• _Provided data_:
* * * * *
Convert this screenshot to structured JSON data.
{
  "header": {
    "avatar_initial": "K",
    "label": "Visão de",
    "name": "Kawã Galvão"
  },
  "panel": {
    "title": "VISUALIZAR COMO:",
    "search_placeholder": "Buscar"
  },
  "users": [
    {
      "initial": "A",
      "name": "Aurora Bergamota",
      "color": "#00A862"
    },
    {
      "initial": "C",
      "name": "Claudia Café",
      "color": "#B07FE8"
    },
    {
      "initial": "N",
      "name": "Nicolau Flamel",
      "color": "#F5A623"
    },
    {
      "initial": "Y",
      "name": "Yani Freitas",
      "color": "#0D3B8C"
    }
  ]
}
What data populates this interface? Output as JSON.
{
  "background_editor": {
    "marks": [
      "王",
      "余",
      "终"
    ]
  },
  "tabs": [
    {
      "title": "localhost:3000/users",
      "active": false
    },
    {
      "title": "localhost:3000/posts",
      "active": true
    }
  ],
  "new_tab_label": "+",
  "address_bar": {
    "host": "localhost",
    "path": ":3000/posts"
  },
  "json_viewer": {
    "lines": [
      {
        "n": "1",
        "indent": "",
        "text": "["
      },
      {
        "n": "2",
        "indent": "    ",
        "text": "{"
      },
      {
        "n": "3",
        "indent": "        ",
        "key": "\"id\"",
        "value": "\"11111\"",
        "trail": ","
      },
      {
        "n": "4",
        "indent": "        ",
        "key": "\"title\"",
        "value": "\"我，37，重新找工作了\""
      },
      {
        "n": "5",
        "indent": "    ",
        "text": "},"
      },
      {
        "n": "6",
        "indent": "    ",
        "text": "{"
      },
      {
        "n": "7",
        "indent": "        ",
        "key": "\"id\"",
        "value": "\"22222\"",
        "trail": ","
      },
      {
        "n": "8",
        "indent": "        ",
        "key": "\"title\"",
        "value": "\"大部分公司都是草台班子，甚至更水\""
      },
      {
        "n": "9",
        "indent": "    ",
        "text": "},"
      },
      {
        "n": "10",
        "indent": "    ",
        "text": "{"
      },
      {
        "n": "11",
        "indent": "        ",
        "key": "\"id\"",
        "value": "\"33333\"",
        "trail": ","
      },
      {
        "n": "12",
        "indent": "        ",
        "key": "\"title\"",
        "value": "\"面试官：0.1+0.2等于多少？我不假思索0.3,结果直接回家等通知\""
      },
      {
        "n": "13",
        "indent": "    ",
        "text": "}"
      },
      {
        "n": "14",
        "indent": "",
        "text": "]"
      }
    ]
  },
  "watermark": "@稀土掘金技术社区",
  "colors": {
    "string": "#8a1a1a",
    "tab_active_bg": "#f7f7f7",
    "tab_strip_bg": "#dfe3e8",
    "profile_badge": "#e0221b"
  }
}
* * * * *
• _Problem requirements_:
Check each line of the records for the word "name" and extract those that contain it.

• _Answer area_:
    "name": "Kawã Galvão"
      "name": "Aurora Bergamota",
      "name": "Claudia Café",
      "name": "Nicolau Flamel",
      "name": "Yani Freitas",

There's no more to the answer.